Diagnosis of Nicotine Poisoning in Dogs
Diagnosis of nicotine poisoning can be difficult if you do not know that your dog has ingested nicotine because the symptoms can mimic so many other diseases and disorders. Some of these include intoxication from organophosphates, strychnine, mycotoxins, and depressants. If you did not see your dog ingest the nicotine, but you or a family member have nicotine products, be sure to let the veterinarian know so he can do a quick blood and urine chemical test to determine if that is the problem. The sooner the diagnosis is made, the better, because prompt treatment is essential to your dog’s recovery. The veterinarian will do a complete physical examination to check blood pressure, heart rate, respiration, oxygen level, reflexes, weight, and body temperature. An electrocardiogram (ECG) may be done to assess your dog’s electrical and muscular heart functioning.
Other laboratory tests that can help with diagnosis are complete blood count (CBC), blood gas, blood spectrophotometry (to check the chemical level with light absorption), urinalysis, stool sample, and electrolyte profile. Some s may be needed, such as x-rays, MRI, CT scan, and ultrasound. These can help the veterinarian determine how much of the nicotine has been absorbed, how much remains, and if there is any damage to the vital organs.
Treatment of Nicotine Poisoning in Dogs
Treatment depends on the amount of nicotine ingested, how long ago it was ingested, and how much still remains unabsorbed. If it has been less than four hours, there is a chance to stop any damage from being done to your dog’s central nervous system, heart, liver, kidneys, and brain. The veterinarian will induce vomiting or perform a gastric lavage to empty the stomach as much as possible before administering activated charcoal. The charcoal actually sticks to the nicotine and keeps it from causing any more damage on its way through your dog’s system. IV fluids and oxygen therapy will be started, medication for blood pressure and seizures can also be given. The veterinarian will keep your dog overnight for observation, continuing to monitor heart activity, blood pressure, and renal activity.
Worried about the cost of Nicotine Poisoning treatment?
Pet Insurance covers the cost of many common pet health conditions.

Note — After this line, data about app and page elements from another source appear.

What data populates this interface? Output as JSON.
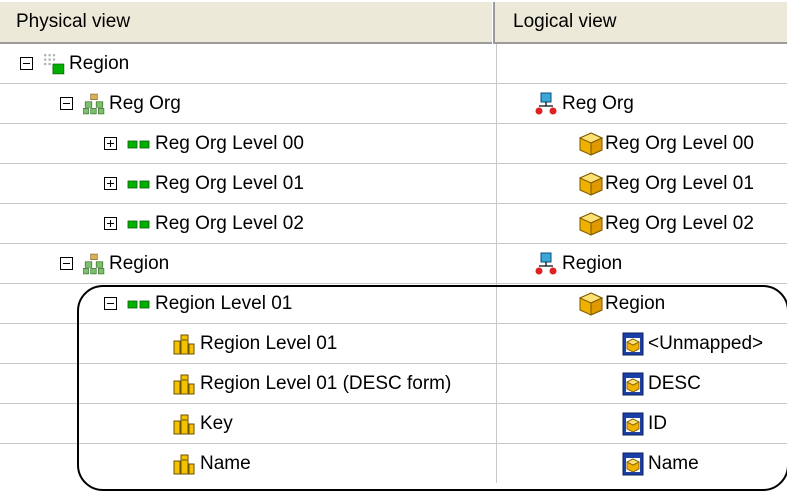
{
  "header": {
    "physical": "Physical view",
    "logical": "Logical view"
  },
  "rows": [
    {
      "physical": "Region",
      "logical": ""
    },
    {
      "physical": "Reg Org",
      "logical": "Reg Org"
    },
    {
      "physical": "Reg Org Level 00",
      "logical": "Reg Org Level 00"
    },
    {
      "physical": "Reg Org Level 01",
      "logical": "Reg Org Level 01"
    },
    {
      "physical": "Reg Org Level 02",
      "logical": "Reg Org Level 02"
    },
    {
      "physical": "Region",
      "logical": "Region"
    },
    {
      "physical": "Region Level 01",
      "logical": "Region"
    },
    {
      "physical": "Region Level 01",
      "logical": "<Unmapped>"
    },
    {
      "physical": "Region Level 01 (DESC form)",
      "logical": "DESC"
    },
    {
      "physical": "Key",
      "logical": "ID"
    },
    {
      "physical": "Name",
      "logical": "Name"
    }
  ],
  "icons": {
    "root": "region-dimension-icon",
    "hierarchy": "hierarchy-icon",
    "level": "level-icon",
    "attribute": "attribute-icon",
    "logical_hierarchy": "logical-hierarchy-icon",
    "logical_level": "cube-icon",
    "logical_attribute": "attribute-box-icon"
  },
  "colors": {
    "header_bg": "#ece9d8",
    "level_green": "#00a000",
    "cube_yellow": "#f2c200",
    "row_border": "#c8c8c8"
  }
}
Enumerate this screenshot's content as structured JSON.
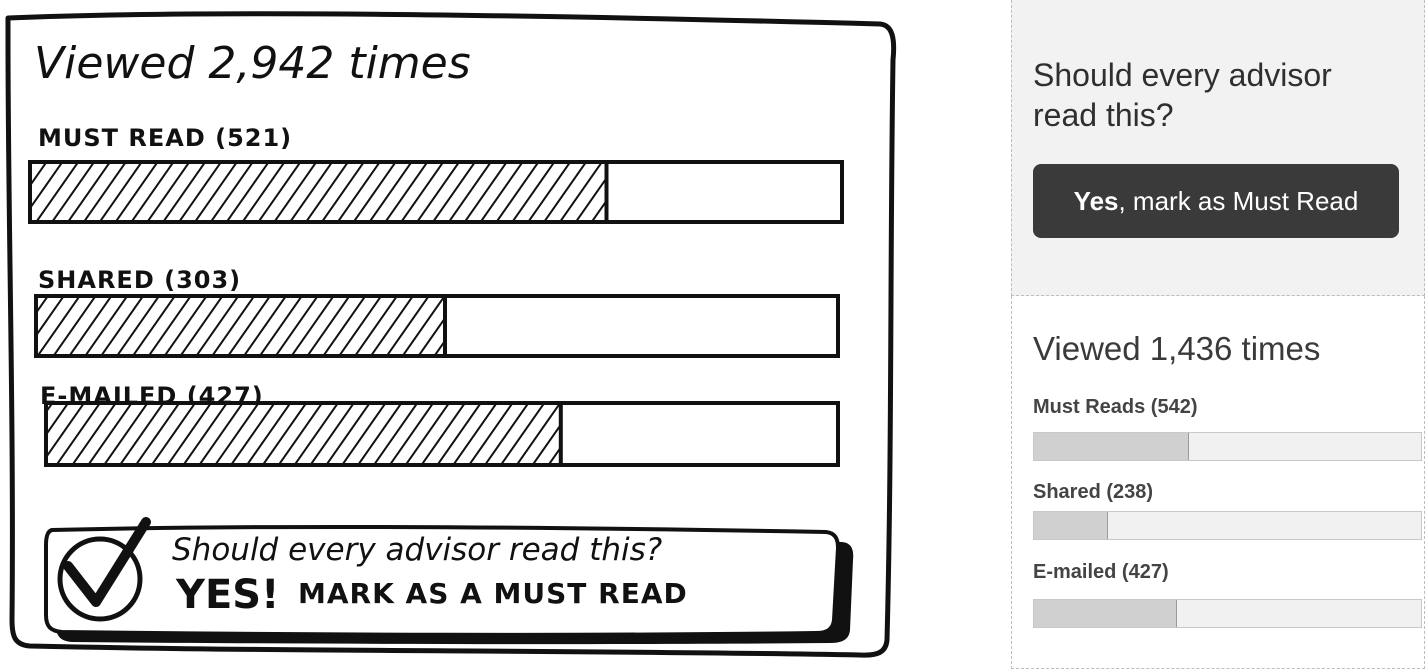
{
  "sketch": {
    "title": "Viewed 2,942 times",
    "bars": [
      {
        "label": "MUST READ (521)",
        "fill": 0.71
      },
      {
        "label": "SHARED (303)",
        "fill": 0.51
      },
      {
        "label": "E-MAILED (427)",
        "fill": 0.65
      }
    ],
    "cta": {
      "question": "Should every advisor read this?",
      "yes": "YES!",
      "action": "MARK AS A MUST READ",
      "icon": "checkmark-circle-icon"
    }
  },
  "mockup": {
    "prompt": {
      "question": "Should every advisor read this?",
      "button_bold": "Yes",
      "button_rest": ", mark as Must Read"
    },
    "stats": {
      "title": "Viewed 1,436 times",
      "items": [
        {
          "label": "Must Reads (542)",
          "fill": 0.4
        },
        {
          "label": "Shared (238)",
          "fill": 0.19
        },
        {
          "label": "E-mailed (427)",
          "fill": 0.37
        }
      ]
    },
    "colors": {
      "button_bg": "#3a3a3a",
      "panel_bg": "#f2f2f2",
      "bar_fill": "#d0d0d0"
    }
  }
}
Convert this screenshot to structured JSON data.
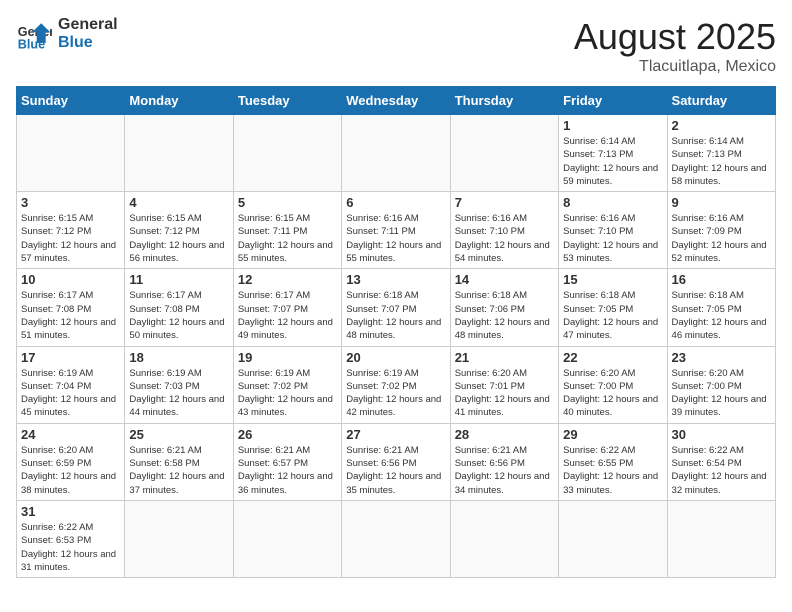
{
  "header": {
    "logo_general": "General",
    "logo_blue": "Blue",
    "month_year": "August 2025",
    "location": "Tlacuitlapa, Mexico"
  },
  "days_of_week": [
    "Sunday",
    "Monday",
    "Tuesday",
    "Wednesday",
    "Thursday",
    "Friday",
    "Saturday"
  ],
  "weeks": [
    {
      "days": [
        {
          "num": "",
          "info": ""
        },
        {
          "num": "",
          "info": ""
        },
        {
          "num": "",
          "info": ""
        },
        {
          "num": "",
          "info": ""
        },
        {
          "num": "",
          "info": ""
        },
        {
          "num": "1",
          "info": "Sunrise: 6:14 AM\nSunset: 7:13 PM\nDaylight: 12 hours\nand 59 minutes."
        },
        {
          "num": "2",
          "info": "Sunrise: 6:14 AM\nSunset: 7:13 PM\nDaylight: 12 hours\nand 58 minutes."
        }
      ]
    },
    {
      "days": [
        {
          "num": "3",
          "info": "Sunrise: 6:15 AM\nSunset: 7:12 PM\nDaylight: 12 hours\nand 57 minutes."
        },
        {
          "num": "4",
          "info": "Sunrise: 6:15 AM\nSunset: 7:12 PM\nDaylight: 12 hours\nand 56 minutes."
        },
        {
          "num": "5",
          "info": "Sunrise: 6:15 AM\nSunset: 7:11 PM\nDaylight: 12 hours\nand 55 minutes."
        },
        {
          "num": "6",
          "info": "Sunrise: 6:16 AM\nSunset: 7:11 PM\nDaylight: 12 hours\nand 55 minutes."
        },
        {
          "num": "7",
          "info": "Sunrise: 6:16 AM\nSunset: 7:10 PM\nDaylight: 12 hours\nand 54 minutes."
        },
        {
          "num": "8",
          "info": "Sunrise: 6:16 AM\nSunset: 7:10 PM\nDaylight: 12 hours\nand 53 minutes."
        },
        {
          "num": "9",
          "info": "Sunrise: 6:16 AM\nSunset: 7:09 PM\nDaylight: 12 hours\nand 52 minutes."
        }
      ]
    },
    {
      "days": [
        {
          "num": "10",
          "info": "Sunrise: 6:17 AM\nSunset: 7:08 PM\nDaylight: 12 hours\nand 51 minutes."
        },
        {
          "num": "11",
          "info": "Sunrise: 6:17 AM\nSunset: 7:08 PM\nDaylight: 12 hours\nand 50 minutes."
        },
        {
          "num": "12",
          "info": "Sunrise: 6:17 AM\nSunset: 7:07 PM\nDaylight: 12 hours\nand 49 minutes."
        },
        {
          "num": "13",
          "info": "Sunrise: 6:18 AM\nSunset: 7:07 PM\nDaylight: 12 hours\nand 48 minutes."
        },
        {
          "num": "14",
          "info": "Sunrise: 6:18 AM\nSunset: 7:06 PM\nDaylight: 12 hours\nand 48 minutes."
        },
        {
          "num": "15",
          "info": "Sunrise: 6:18 AM\nSunset: 7:05 PM\nDaylight: 12 hours\nand 47 minutes."
        },
        {
          "num": "16",
          "info": "Sunrise: 6:18 AM\nSunset: 7:05 PM\nDaylight: 12 hours\nand 46 minutes."
        }
      ]
    },
    {
      "days": [
        {
          "num": "17",
          "info": "Sunrise: 6:19 AM\nSunset: 7:04 PM\nDaylight: 12 hours\nand 45 minutes."
        },
        {
          "num": "18",
          "info": "Sunrise: 6:19 AM\nSunset: 7:03 PM\nDaylight: 12 hours\nand 44 minutes."
        },
        {
          "num": "19",
          "info": "Sunrise: 6:19 AM\nSunset: 7:02 PM\nDaylight: 12 hours\nand 43 minutes."
        },
        {
          "num": "20",
          "info": "Sunrise: 6:19 AM\nSunset: 7:02 PM\nDaylight: 12 hours\nand 42 minutes."
        },
        {
          "num": "21",
          "info": "Sunrise: 6:20 AM\nSunset: 7:01 PM\nDaylight: 12 hours\nand 41 minutes."
        },
        {
          "num": "22",
          "info": "Sunrise: 6:20 AM\nSunset: 7:00 PM\nDaylight: 12 hours\nand 40 minutes."
        },
        {
          "num": "23",
          "info": "Sunrise: 6:20 AM\nSunset: 7:00 PM\nDaylight: 12 hours\nand 39 minutes."
        }
      ]
    },
    {
      "days": [
        {
          "num": "24",
          "info": "Sunrise: 6:20 AM\nSunset: 6:59 PM\nDaylight: 12 hours\nand 38 minutes."
        },
        {
          "num": "25",
          "info": "Sunrise: 6:21 AM\nSunset: 6:58 PM\nDaylight: 12 hours\nand 37 minutes."
        },
        {
          "num": "26",
          "info": "Sunrise: 6:21 AM\nSunset: 6:57 PM\nDaylight: 12 hours\nand 36 minutes."
        },
        {
          "num": "27",
          "info": "Sunrise: 6:21 AM\nSunset: 6:56 PM\nDaylight: 12 hours\nand 35 minutes."
        },
        {
          "num": "28",
          "info": "Sunrise: 6:21 AM\nSunset: 6:56 PM\nDaylight: 12 hours\nand 34 minutes."
        },
        {
          "num": "29",
          "info": "Sunrise: 6:22 AM\nSunset: 6:55 PM\nDaylight: 12 hours\nand 33 minutes."
        },
        {
          "num": "30",
          "info": "Sunrise: 6:22 AM\nSunset: 6:54 PM\nDaylight: 12 hours\nand 32 minutes."
        }
      ]
    },
    {
      "days": [
        {
          "num": "31",
          "info": "Sunrise: 6:22 AM\nSunset: 6:53 PM\nDaylight: 12 hours\nand 31 minutes."
        },
        {
          "num": "",
          "info": ""
        },
        {
          "num": "",
          "info": ""
        },
        {
          "num": "",
          "info": ""
        },
        {
          "num": "",
          "info": ""
        },
        {
          "num": "",
          "info": ""
        },
        {
          "num": "",
          "info": ""
        }
      ]
    }
  ]
}
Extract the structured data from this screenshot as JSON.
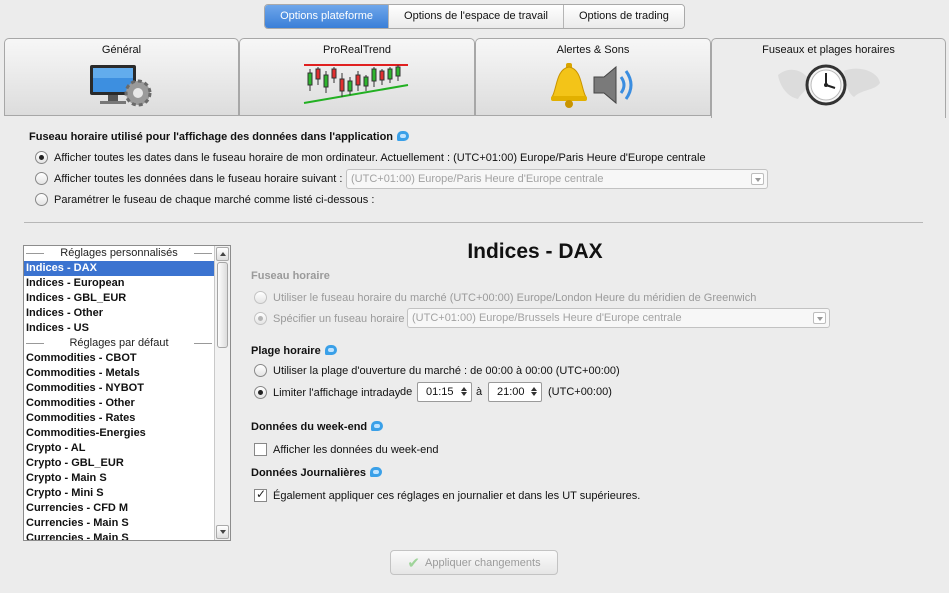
{
  "top_tabs": [
    {
      "label": "Options plateforme",
      "active": true
    },
    {
      "label": "Options de l'espace de travail",
      "active": false
    },
    {
      "label": "Options de trading",
      "active": false
    }
  ],
  "section_tabs": [
    {
      "label": "Général",
      "icon": "monitor-gear-icon"
    },
    {
      "label": "ProRealTrend",
      "icon": "trend-chart-icon"
    },
    {
      "label": "Alertes & Sons",
      "icon": "bell-speaker-icon"
    },
    {
      "label": "Fuseaux et plages horaires",
      "icon": "world-clock-icon",
      "active": true
    }
  ],
  "timezone": {
    "title": "Fuseau horaire utilisé pour l'affichage des données dans l'application",
    "option1": "Afficher toutes les dates dans le fuseau horaire de mon ordinateur. Actuellement : (UTC+01:00) Europe/Paris Heure d'Europe centrale",
    "option2": "Afficher toutes les données dans le fuseau horaire suivant :",
    "option2_combo": "(UTC+01:00) Europe/Paris Heure d'Europe centrale",
    "option3": "Paramétrer le fuseau de chaque marché comme listé ci-dessous :",
    "selected": 1
  },
  "market_list": {
    "group1": "Réglages personnalisés",
    "custom": [
      "Indices - DAX",
      "Indices - European",
      "Indices - GBL_EUR",
      "Indices - Other",
      "Indices - US"
    ],
    "group2": "Réglages par défaut",
    "defaults": [
      "Commodities - CBOT",
      "Commodities - Metals",
      "Commodities - NYBOT",
      "Commodities - Other",
      "Commodities - Rates",
      "Commodities-Energies",
      "Crypto - AL",
      "Crypto - GBL_EUR",
      "Crypto - Main S",
      "Crypto - Mini S",
      "Currencies - CFD M",
      "Currencies - Main S",
      "Currencies - Main S"
    ],
    "selected": "Indices - DAX"
  },
  "detail": {
    "market_title": "Indices - DAX",
    "fuseau_title": "Fuseau horaire",
    "fuseau_opt1": "Utiliser le fuseau horaire du marché (UTC+00:00) Europe/London Heure du méridien de Greenwich",
    "fuseau_opt2": "Spécifier un fuseau horaire :",
    "fuseau_combo": "(UTC+01:00) Europe/Brussels Heure d'Europe centrale",
    "plage_title": "Plage horaire",
    "plage_opt1": "Utiliser la plage d'ouverture du marché : de 00:00 à 00:00  (UTC+00:00)",
    "plage_opt2": "Limiter l'affichage intraday",
    "de_label": "de",
    "from_time": "01:15",
    "a_label": "à",
    "to_time": "21:00",
    "tz_suffix": "(UTC+00:00)",
    "weekend_title": "Données du week-end",
    "weekend_check": "Afficher les données du week-end",
    "weekend_checked": false,
    "daily_title": "Données Journalières",
    "daily_check": "Également appliquer ces réglages en journalier et dans les UT supérieures.",
    "daily_checked": true
  },
  "apply_label": "Appliquer changements",
  "colors": {
    "accent": "#3b73d0",
    "active_tab": "#4a8ee2",
    "info_bubble": "#3aa0e8"
  }
}
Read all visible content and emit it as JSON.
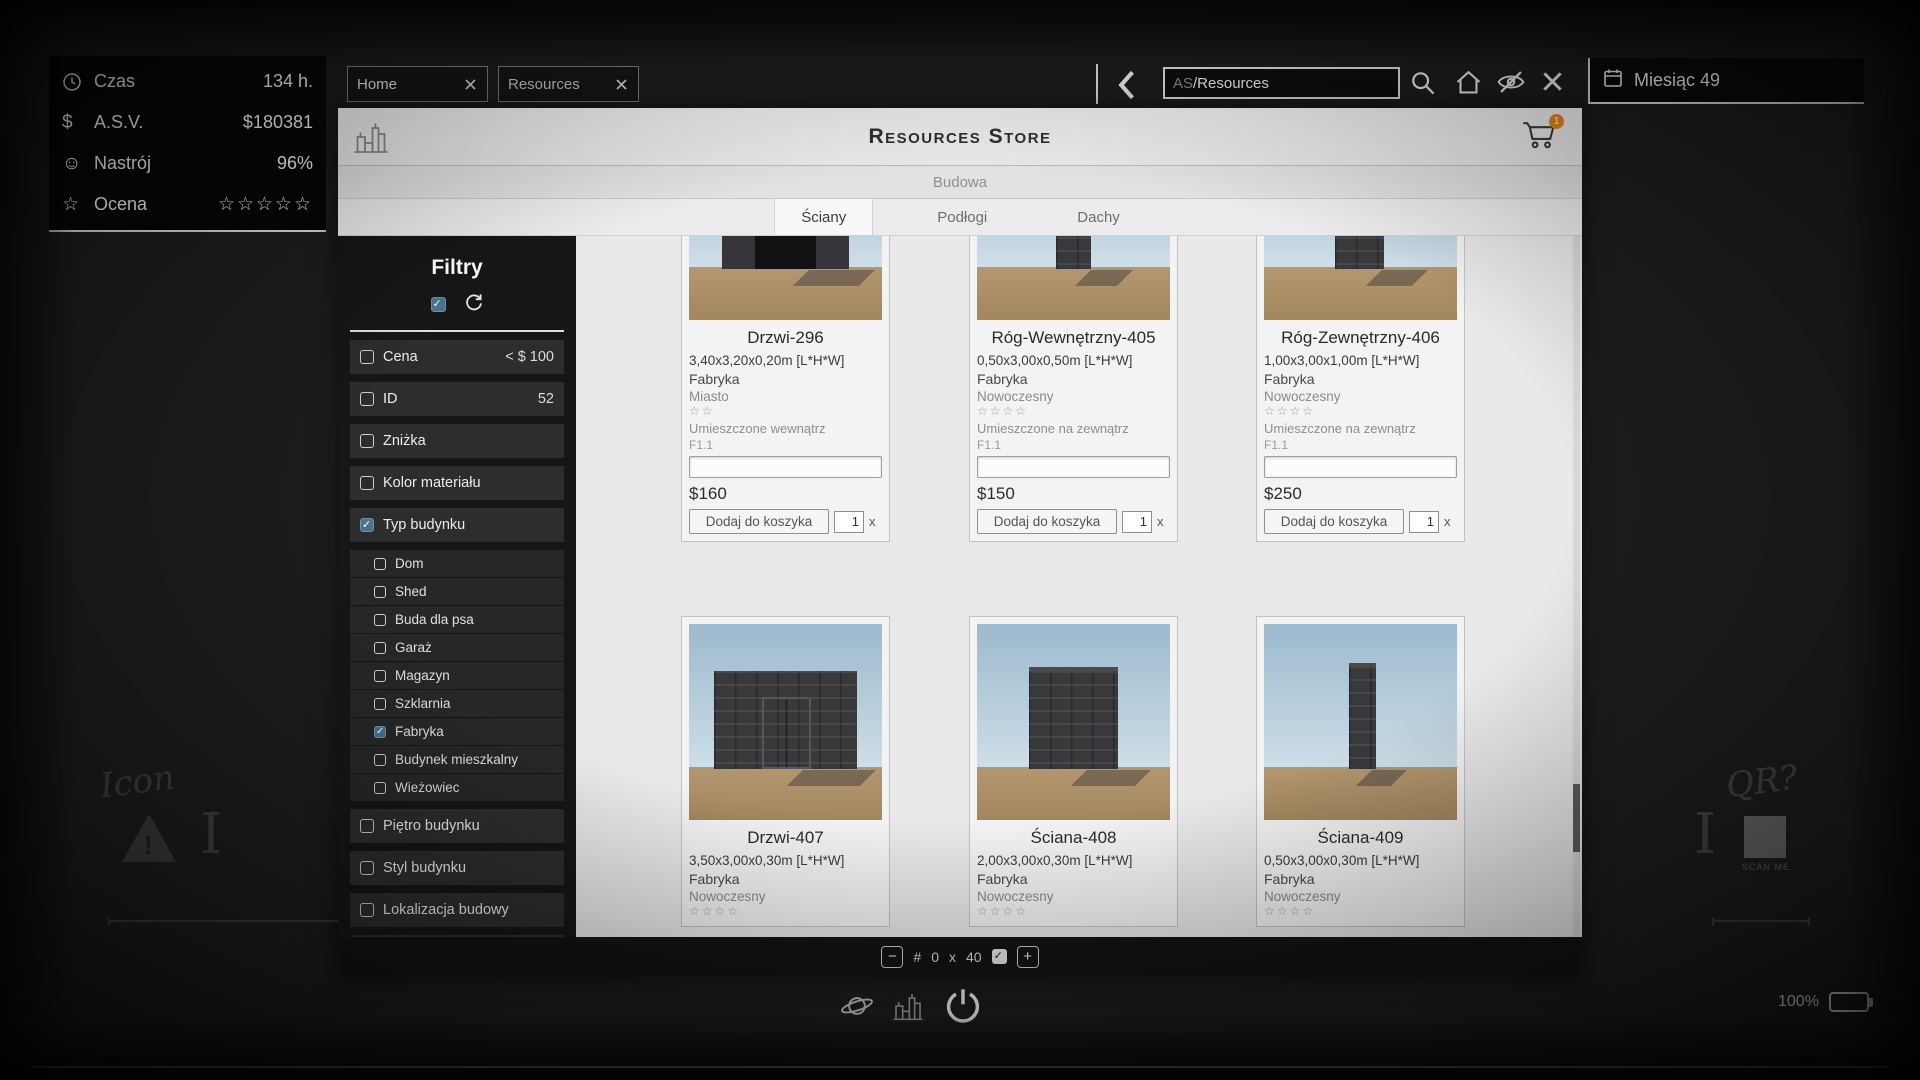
{
  "stats": {
    "rows": [
      {
        "label": "Czas",
        "value": "134 h."
      },
      {
        "label": "A.S.V.",
        "value": "$180381",
        "icon_glyph": "$"
      },
      {
        "label": "Nastrój",
        "value": "96%",
        "icon_glyph": "☺"
      },
      {
        "label": "Ocena",
        "value": "☆☆☆☆☆",
        "icon_glyph": "☆"
      }
    ]
  },
  "topbar": {
    "tabs": [
      {
        "label": "Home"
      },
      {
        "label": "Resources"
      }
    ],
    "address": {
      "typed": "AS",
      "completion": "/Resources"
    },
    "month": "Miesiąc 49"
  },
  "store": {
    "title": "Resources Store",
    "cart_badge": "1",
    "category": "Budowa",
    "tabs": [
      {
        "label": "Ściany"
      },
      {
        "label": "Podłogi"
      },
      {
        "label": "Dachy"
      }
    ],
    "filters": {
      "title": "Filtry",
      "top": [
        {
          "label": "Cena",
          "value": "< $ 100"
        },
        {
          "label": "ID",
          "value": "52"
        },
        {
          "label": "Zniżka",
          "value": ""
        },
        {
          "label": "Kolor materiału",
          "value": ""
        },
        {
          "label": "Typ budynku",
          "value": ""
        }
      ],
      "types": [
        {
          "label": "Dom"
        },
        {
          "label": "Shed"
        },
        {
          "label": "Buda dla psa"
        },
        {
          "label": "Garaż"
        },
        {
          "label": "Magazyn"
        },
        {
          "label": "Szklarnia"
        },
        {
          "label": "Fabryka"
        },
        {
          "label": "Budynek mieszkalny"
        },
        {
          "label": "Wieżowiec"
        }
      ],
      "more": [
        {
          "label": "Piętro budynku"
        },
        {
          "label": "Styl budynku"
        },
        {
          "label": "Lokalizacja budowy"
        }
      ]
    },
    "labels": {
      "add_to_cart": "Dodaj do koszyka",
      "qty_suffix": "x"
    },
    "products": [
      {
        "name": "Drzwi-296",
        "dims": "3,40x3,20x0,20m [L*H*W]",
        "maker": "Fabryka",
        "style": "Miasto",
        "stars": "☆☆",
        "placement": "Umieszczone wewnątrz",
        "floor": "F1.1",
        "price": "$160",
        "qty": "1"
      },
      {
        "name": "Róg-Wewnętrzny-405",
        "dims": "0,50x3,00x0,50m [L*H*W]",
        "maker": "Fabryka",
        "style": "Nowoczesny",
        "stars": "☆☆☆☆",
        "placement": "Umieszczone na zewnątrz",
        "floor": "F1.1",
        "price": "$150",
        "qty": "1"
      },
      {
        "name": "Róg-Zewnętrzny-406",
        "dims": "1,00x3,00x1,00m [L*H*W]",
        "maker": "Fabryka",
        "style": "Nowoczesny",
        "stars": "☆☆☆☆",
        "placement": "Umieszczone na zewnątrz",
        "floor": "F1.1",
        "price": "$250",
        "qty": "1"
      },
      {
        "name": "Drzwi-407",
        "dims": "3,50x3,00x0,30m [L*H*W]",
        "maker": "Fabryka",
        "style": "Nowoczesny",
        "stars": "☆☆☆☆"
      },
      {
        "name": "Ściana-408",
        "dims": "2,00x3,00x0,30m [L*H*W]",
        "maker": "Fabryka",
        "style": "Nowoczesny",
        "stars": "☆☆☆☆"
      },
      {
        "name": "Ściana-409",
        "dims": "0,50x3,00x0,30m [L*H*W]",
        "maker": "Fabryka",
        "style": "Nowoczesny",
        "stars": "☆☆☆☆"
      }
    ],
    "pagination": {
      "minus": "−",
      "hash": "#",
      "page": "0",
      "times": "x",
      "total": "40",
      "plus": "+"
    }
  },
  "system": {
    "battery": "100%"
  },
  "decor": {
    "left_caption": "Icon",
    "right_caption": "QR?",
    "qr_caption": "SCAN ME"
  }
}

Prepare for the unexpected by getting a quote from top pet insurance providers.
Diagnosis ofÂ Nicotine Toxicity in Dogs
Diagnosis of nicotine toxicity is generally based on a history of exposure to or eating of nicotine products and development of toxic signs.
Advanced testing can be completed to confirm exposure as needed however this is not routinely done. Nicotine can be detected in blood, urine, and from stomach contents. Some human and veterinary diagnostic laboratories can run these confirmatory tests.